Dream Charter School, which is housed in Mark-Viverito’s district, was removed because there was “zero opposition” to the plans, Schwartz said. He said the same went for a charter school being started by Children’s Aid Society, whose CEO Richard Buery was a member of de Blasio’s transition team, though there was plenty of criticism for the plan at a September public hearing, according to city documents.

A third charter school, Icahn Charter School, was removed after it withdrew its co-location proposal after securing private space.

Schwartz said the Children’s Aid Society got another pass because it did not retain the Arnold & Porter law firm to fight the suit the way that Success Academy, which has eight schools affected, and some other charter operators did.
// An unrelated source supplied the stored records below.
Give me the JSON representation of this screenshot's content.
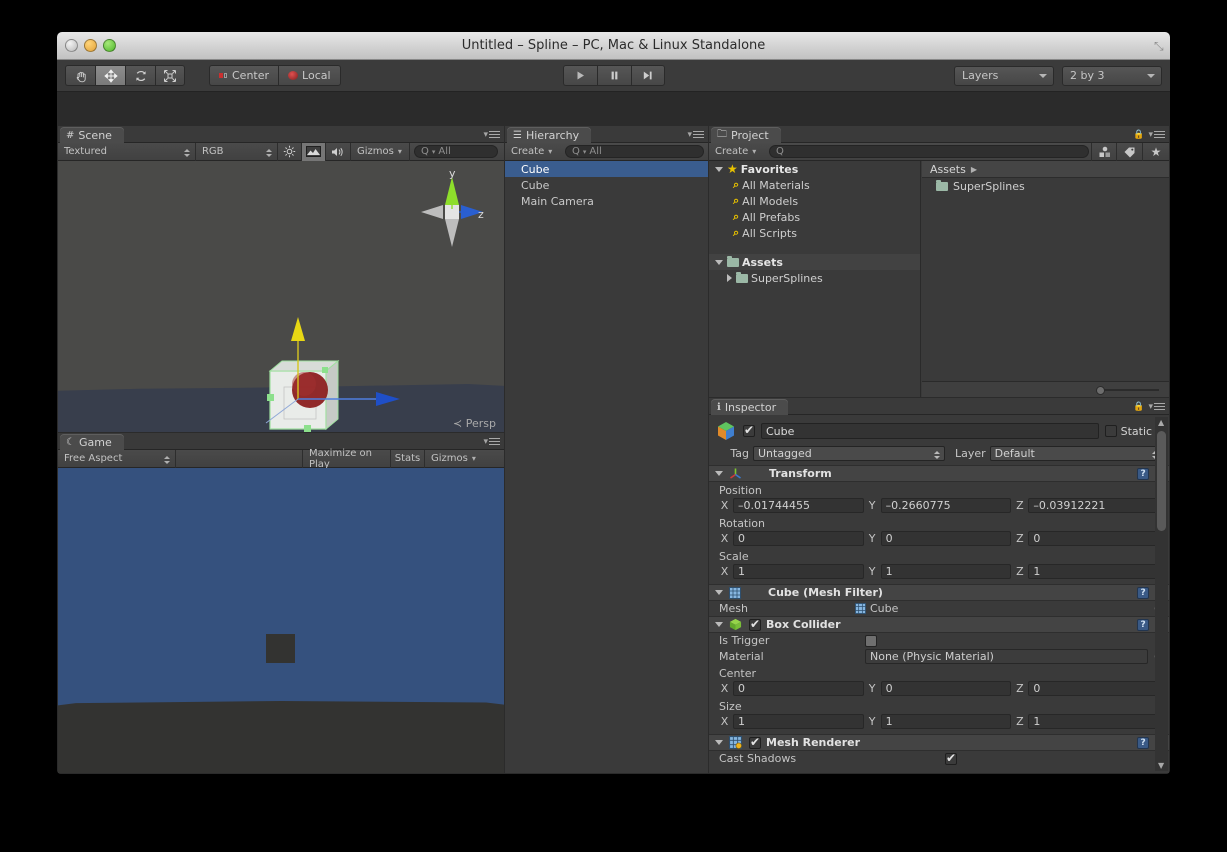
{
  "window": {
    "title": "Untitled – Spline – PC, Mac & Linux Standalone",
    "traffic": {
      "close": "close-button",
      "minimize": "minimize-button",
      "zoom": "zoom-button"
    }
  },
  "toolbar": {
    "transform_tools": [
      {
        "name": "hand-tool",
        "glyph": "✋"
      },
      {
        "name": "move-tool",
        "glyph": "✥"
      },
      {
        "name": "rotate-tool",
        "glyph": "⟳"
      },
      {
        "name": "scale-tool",
        "glyph": "⤢"
      }
    ],
    "pivot_mode": "Center",
    "pivot_rotation": "Local",
    "play": "▶",
    "pause": "❚❚",
    "step": "▶❙",
    "layers": "Layers",
    "layout": "2 by 3"
  },
  "scene_panel": {
    "tab": "Scene",
    "draw_mode": "Textured",
    "render_mode": "RGB",
    "lighting_icon": "sun-icon",
    "fx_icon": "effects-icon",
    "audio_icon": "audio-icon",
    "gizmos": "Gizmos",
    "search_placeholder": "All",
    "gizmo_axes": {
      "y": "y",
      "z": "z"
    },
    "projection": "Persp"
  },
  "game_panel": {
    "tab": "Game",
    "aspect": "Free Aspect",
    "maximize": "Maximize on Play",
    "stats": "Stats",
    "gizmos": "Gizmos"
  },
  "hierarchy_panel": {
    "tab": "Hierarchy",
    "create": "Create",
    "search_placeholder": "All",
    "items": [
      {
        "label": "Cube",
        "selected": true
      },
      {
        "label": "Cube",
        "selected": false
      },
      {
        "label": "Main Camera",
        "selected": false
      }
    ]
  },
  "project_panel": {
    "tab": "Project",
    "create": "Create",
    "search_placeholder": "",
    "favorites_label": "Favorites",
    "favorites": [
      "All Materials",
      "All Models",
      "All Prefabs",
      "All Scripts"
    ],
    "assets_label": "Assets",
    "assets_tree": [
      "SuperSplines"
    ],
    "breadcrumb": "Assets",
    "asset_items": [
      "SuperSplines"
    ]
  },
  "inspector": {
    "tab": "Inspector",
    "object_name": "Cube",
    "object_enabled": true,
    "static_label": "Static",
    "static_checked": false,
    "tag_label": "Tag",
    "tag_value": "Untagged",
    "layer_label": "Layer",
    "layer_value": "Default",
    "components": [
      {
        "title": "Transform",
        "icon": "transform-icon",
        "groups": [
          {
            "label": "Position",
            "x": "–0.01744455",
            "y": "–0.2660775",
            "z": "–0.03912221"
          },
          {
            "label": "Rotation",
            "x": "0",
            "y": "0",
            "z": "0"
          },
          {
            "label": "Scale",
            "x": "1",
            "y": "1",
            "z": "1"
          }
        ]
      },
      {
        "title": "Cube (Mesh Filter)",
        "icon": "mesh-filter-icon",
        "mesh_label": "Mesh",
        "mesh_value": "Cube"
      },
      {
        "title": "Box Collider",
        "icon": "box-collider-icon",
        "enabled": true,
        "is_trigger_label": "Is Trigger",
        "is_trigger_checked": false,
        "material_label": "Material",
        "material_value": "None (Physic Material)",
        "groups": [
          {
            "label": "Center",
            "x": "0",
            "y": "0",
            "z": "0"
          },
          {
            "label": "Size",
            "x": "1",
            "y": "1",
            "z": "1"
          }
        ]
      },
      {
        "title": "Mesh Renderer",
        "icon": "mesh-renderer-icon",
        "enabled": true,
        "cast_shadows_label": "Cast Shadows",
        "cast_shadows_checked": true
      }
    ],
    "axis_labels": {
      "x": "X",
      "y": "Y",
      "z": "Z"
    }
  },
  "colors": {
    "panel_bg": "#3a3a3a",
    "selection_blue": "#3a5d8f",
    "scene_sky": "#4a4a48",
    "scene_ground": "#383e4c",
    "game_sky": "#35517e",
    "game_floor": "#333331",
    "gizmo_y": "#cfd11a",
    "gizmo_z": "#2a60d8",
    "favorite_star": "#e8c200"
  }
}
Success Academy’s chief legal officer used to work at that firm, which has an active pro bono practice defending charter schools.

Schwartz said Success Academy — whose CEO, Eva Moskowitz, was a target for de Blasio’s charter school criticisms on the campaign trail — was a main reason that litigation had been necessary in the first place.

“If Success wasn’t involved there would still be opposition, but it wouldn’t be as nasty,” Schwartz said. “There would probably be more of an effort by the charter schools to work things out.”

As for working it out, Schwartz said there was an obvious reason for Fariña to come to a compromise over the lawsuit, beyond her beliefs about how the school system should be run.

“I think the chancellor wants to resolve it and not be at war with her fellow officeholders,” he said.

Geoff Decker contributed reporting.